▸ **Your objective**
How many lines of the data contain the string "reason"? Write the number and nothing more.

Data records for software interfaces
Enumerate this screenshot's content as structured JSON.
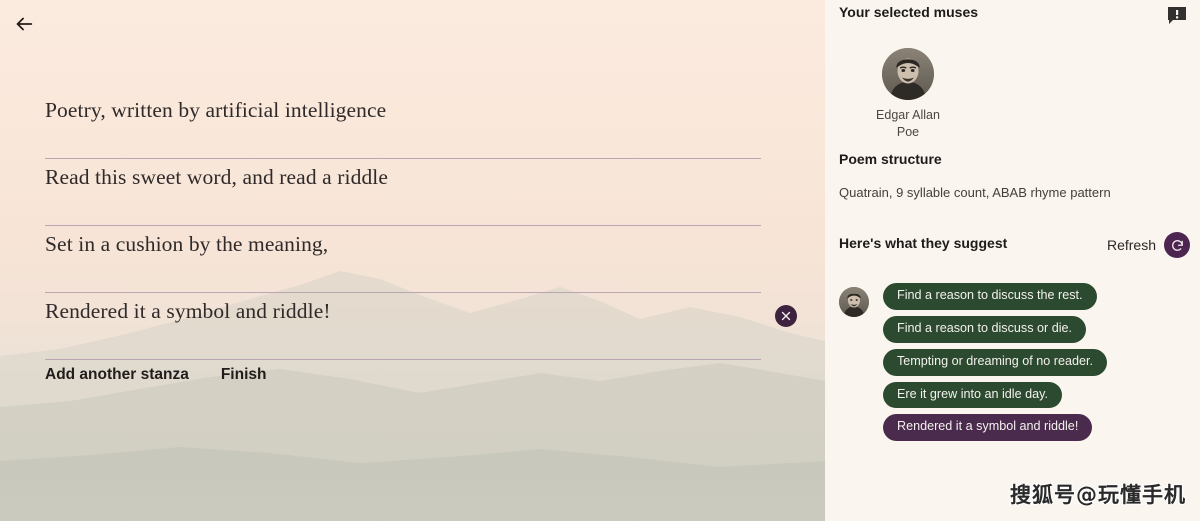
{
  "colors": {
    "page_bg": "#f9ece0",
    "sidebar_bg": "#faf5ef",
    "chip_green": "#2c4a30",
    "chip_purple": "#4a2a4d",
    "accent_purple": "#4c2550",
    "line_rule": "#b9a6b2",
    "text_dark": "#1d1a19"
  },
  "editor": {
    "back_icon": "arrow-left-icon",
    "lines": [
      {
        "text": "Poetry, written by artificial intelligence",
        "has_clear": false
      },
      {
        "text": "Read this sweet word, and read a riddle",
        "has_clear": false
      },
      {
        "text": "Set in a cushion by the meaning,",
        "has_clear": false
      },
      {
        "text": "Rendered it a symbol and riddle!",
        "has_clear": true
      }
    ],
    "clear_icon": "close-circle-icon",
    "actions": [
      {
        "label": "Add another stanza",
        "name": "add-another-stanza-button"
      },
      {
        "label": "Finish",
        "name": "finish-button"
      }
    ]
  },
  "sidebar": {
    "title": "Your selected muses",
    "feedback_icon": "feedback-flag-icon",
    "muse": {
      "name": "Edgar Allan Poe",
      "avatar_icon": "muse-portrait-icon"
    },
    "structure": {
      "title": "Poem structure",
      "text": "Quatrain, 9 syllable count, ABAB rhyme pattern"
    },
    "suggestions": {
      "title": "Here's what they suggest",
      "refresh_label": "Refresh",
      "refresh_icon": "refresh-ccw-icon",
      "avatar_icon": "muse-portrait-small-icon",
      "chips": [
        {
          "text": "Find a reason to discuss the rest.",
          "style": "green"
        },
        {
          "text": "Find a reason to discuss or die.",
          "style": "green"
        },
        {
          "text": "Tempting or dreaming of no reader.",
          "style": "green"
        },
        {
          "text": "Ere it grew into an idle day.",
          "style": "green"
        },
        {
          "text": "Rendered it a symbol and riddle!",
          "style": "purple"
        }
      ]
    }
  },
  "watermark": {
    "text": "搜狐号@玩懂手机"
  }
}
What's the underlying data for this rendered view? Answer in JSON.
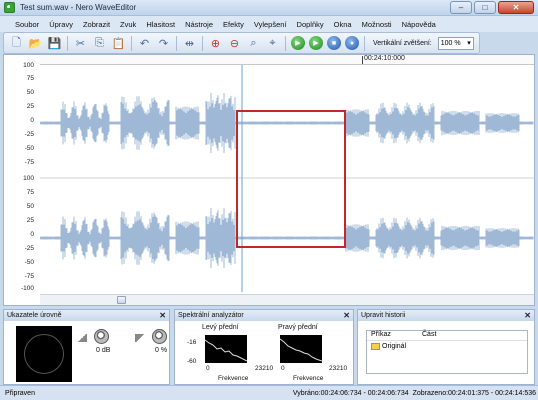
{
  "window": {
    "title": "Test sum.wav - Nero WaveEditor",
    "minimize": "–",
    "maximize": "□",
    "close": "✕"
  },
  "menu": [
    "Soubor",
    "Úpravy",
    "Zobrazit",
    "Zvuk",
    "Hlasitost",
    "Nástroje",
    "Efekty",
    "Vylepšení",
    "Doplňky",
    "Okna",
    "Možnosti",
    "Nápověda"
  ],
  "toolbar": {
    "zoom_label": "Vertikální zvětšení:",
    "zoom_value": "100 %",
    "icons": [
      "new-file-icon",
      "open-folder-icon",
      "save-icon",
      "cut-icon",
      "copy-icon",
      "paste-icon",
      "undo-icon",
      "redo-icon",
      "fit-icon",
      "zoom-in-icon",
      "zoom-out-icon",
      "zoom-selection-icon",
      "zoom-all-icon",
      "play-icon",
      "play-loop-icon",
      "stop-icon",
      "record-icon"
    ]
  },
  "editor": {
    "timeline_label": "00:24:10:000",
    "y_labels_top": [
      "100",
      "75",
      "50",
      "25",
      "0",
      "-25",
      "-50",
      "-75"
    ],
    "y_labels_bottom": [
      "100",
      "75",
      "50",
      "25",
      "0",
      "-25",
      "-50",
      "-75",
      "-100"
    ]
  },
  "panels": {
    "levels": {
      "title": "Ukazatele úrovně",
      "volume_label": "0 dB",
      "pan_label": "0 %"
    },
    "spectrum": {
      "title": "Spektrální analyzátor",
      "left_title": "Levý přední",
      "right_title": "Pravý přední",
      "y_top": "-16",
      "y_bottom": "-60",
      "x_min": "0",
      "x_max": "23210",
      "x_label": "Frekvence"
    },
    "history": {
      "title": "Upravit historii",
      "col_command": "Příkaz",
      "col_part": "Část",
      "rows": [
        "Originál"
      ]
    }
  },
  "status": {
    "ready": "Připraven",
    "selected": "Vybráno:00:24:06:734 - 00:24:06:734",
    "displayed": "Zobrazeno:00:24:01:375 - 00:24:14:536"
  },
  "colors": {
    "wave": "#9fb8d6",
    "selection": "#c0282a",
    "cursor": "#6aa4d8"
  }
}
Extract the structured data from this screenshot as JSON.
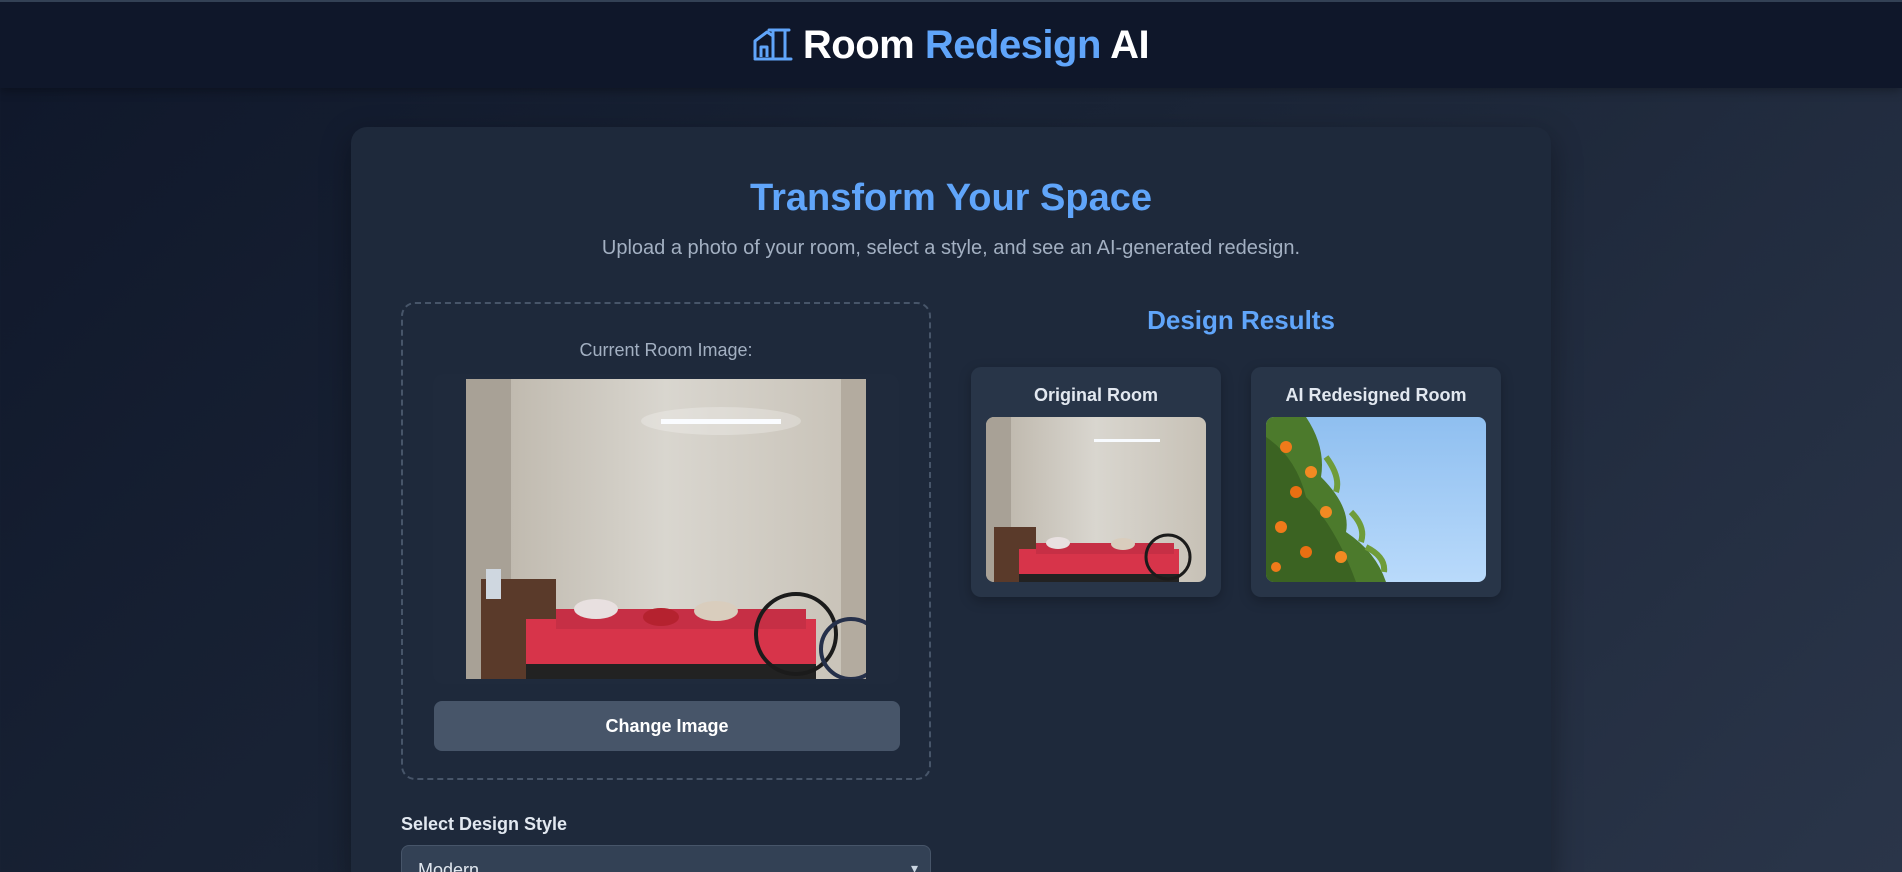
{
  "header": {
    "brand_part1": "Room",
    "brand_part2": "Redesign",
    "brand_part3": "AI",
    "logo_icon": "house-icon"
  },
  "hero": {
    "title": "Transform Your Space",
    "subtitle": "Upload a photo of your room, select a style, and see an AI-generated redesign."
  },
  "upload": {
    "current_label": "Current Room Image:",
    "change_button": "Change Image"
  },
  "style": {
    "label": "Select Design Style",
    "selected": "Modern"
  },
  "results": {
    "title": "Design Results",
    "cards": [
      {
        "title": "Original Room"
      },
      {
        "title": "AI Redesigned Room"
      }
    ]
  },
  "colors": {
    "accent": "#60a5fa",
    "background": "#0f172a",
    "card": "#1e293b",
    "button": "#475569"
  }
}
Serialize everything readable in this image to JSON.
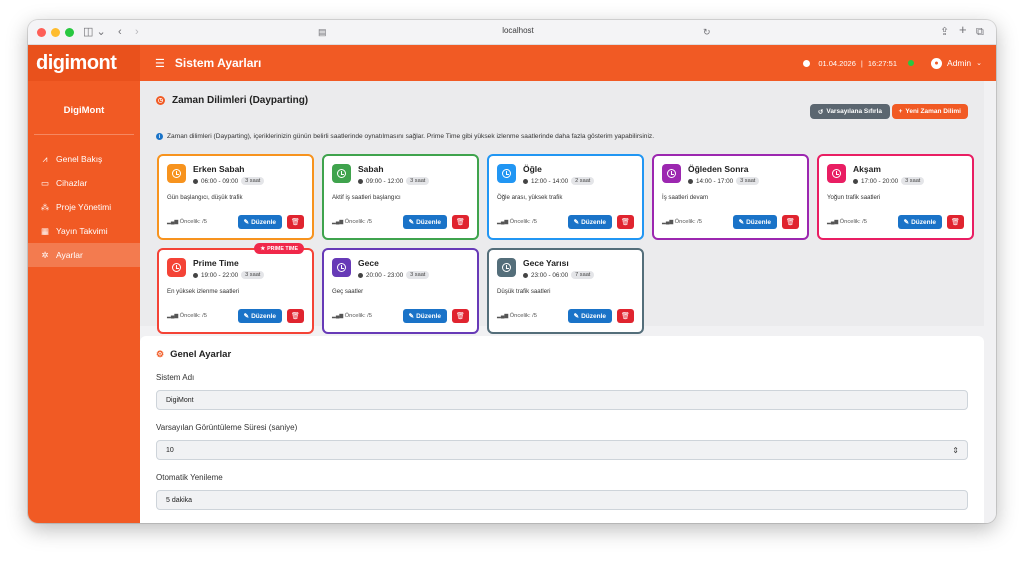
{
  "browser": {
    "url": "localhost"
  },
  "app": {
    "logo": "digimont",
    "brand": "DigiMont"
  },
  "sidebar": {
    "items": [
      {
        "label": "Genel Bakış",
        "icon": "chart-line-icon",
        "glyph": "⩘"
      },
      {
        "label": "Cihazlar",
        "icon": "monitor-icon",
        "glyph": "▭"
      },
      {
        "label": "Proje Yönetimi",
        "icon": "sitemap-icon",
        "glyph": "⁂"
      },
      {
        "label": "Yayın Takvimi",
        "icon": "calendar-icon",
        "glyph": "▦"
      },
      {
        "label": "Ayarlar",
        "icon": "gear-icon",
        "glyph": "✲"
      }
    ]
  },
  "topbar": {
    "title": "Sistem Ayarları",
    "date": "01.04.2026",
    "separator": "|",
    "time": "16:27:51",
    "user": "Admin"
  },
  "dayparting": {
    "title": "Zaman Dilimleri (Dayparting)",
    "reset_label": "Varsayılana Sıfırla",
    "new_label": "Yeni Zaman Dilimi",
    "info": "Zaman dilimleri (Dayparting), içeriklerinizin günün belirli saatlerinde oynatılmasını sağlar. Prime Time gibi yüksek izlenme saatlerinde daha fazla gösterim yapabilirsiniz.",
    "edit_label": "Düzenle",
    "prime_label": "PRIME TIME",
    "slots": [
      {
        "name": "Erken Sabah",
        "time": "06:00 - 09:00",
        "duration": "3 saat",
        "desc": "Gün başlangıcı, düşük trafik",
        "priority": "Öncelik: /5",
        "color": "#f7931e"
      },
      {
        "name": "Sabah",
        "time": "09:00 - 12:00",
        "duration": "3 saat",
        "desc": "Aktif iş saatleri başlangıcı",
        "priority": "Öncelik: /5",
        "color": "#3fa34d"
      },
      {
        "name": "Öğle",
        "time": "12:00 - 14:00",
        "duration": "2 saat",
        "desc": "Öğle arası, yüksek trafik",
        "priority": "Öncelik: /5",
        "color": "#2196f3"
      },
      {
        "name": "Öğleden Sonra",
        "time": "14:00 - 17:00",
        "duration": "3 saat",
        "desc": "İş saatleri devam",
        "priority": "Öncelik: /5",
        "color": "#9c27b0"
      },
      {
        "name": "Akşam",
        "time": "17:00 - 20:00",
        "duration": "3 saat",
        "desc": "Yoğun trafik saatleri",
        "priority": "Öncelik: /5",
        "color": "#e91e63"
      },
      {
        "name": "Prime Time",
        "time": "19:00 - 22:00",
        "duration": "3 saat",
        "desc": "En yüksek izlenme saatleri",
        "priority": "Öncelik: /5",
        "color": "#f44336",
        "prime": true
      },
      {
        "name": "Gece",
        "time": "20:00 - 23:00",
        "duration": "3 saat",
        "desc": "Geç saatler",
        "priority": "Öncelik: /5",
        "color": "#673ab7"
      },
      {
        "name": "Gece Yarısı",
        "time": "23:00 - 06:00",
        "duration": "7 saat",
        "desc": "Düşük trafik saatleri",
        "priority": "Öncelik: /5",
        "color": "#546e7a"
      }
    ]
  },
  "general": {
    "title": "Genel Ayarlar",
    "system_name_label": "Sistem Adı",
    "system_name_value": "DigiMont",
    "display_duration_label": "Varsayılan Görüntüleme Süresi (saniye)",
    "display_duration_value": "10",
    "auto_refresh_label": "Otomatik Yenileme",
    "auto_refresh_value": "5 dakika"
  }
}
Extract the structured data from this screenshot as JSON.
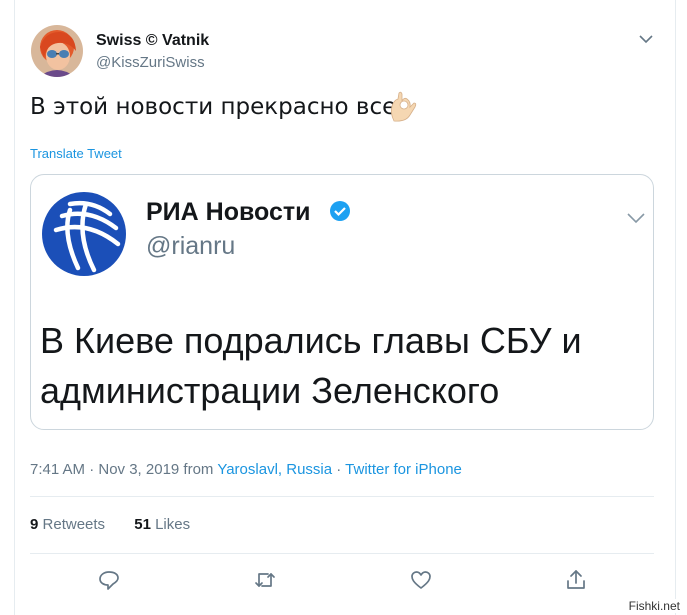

▸ **Result**
2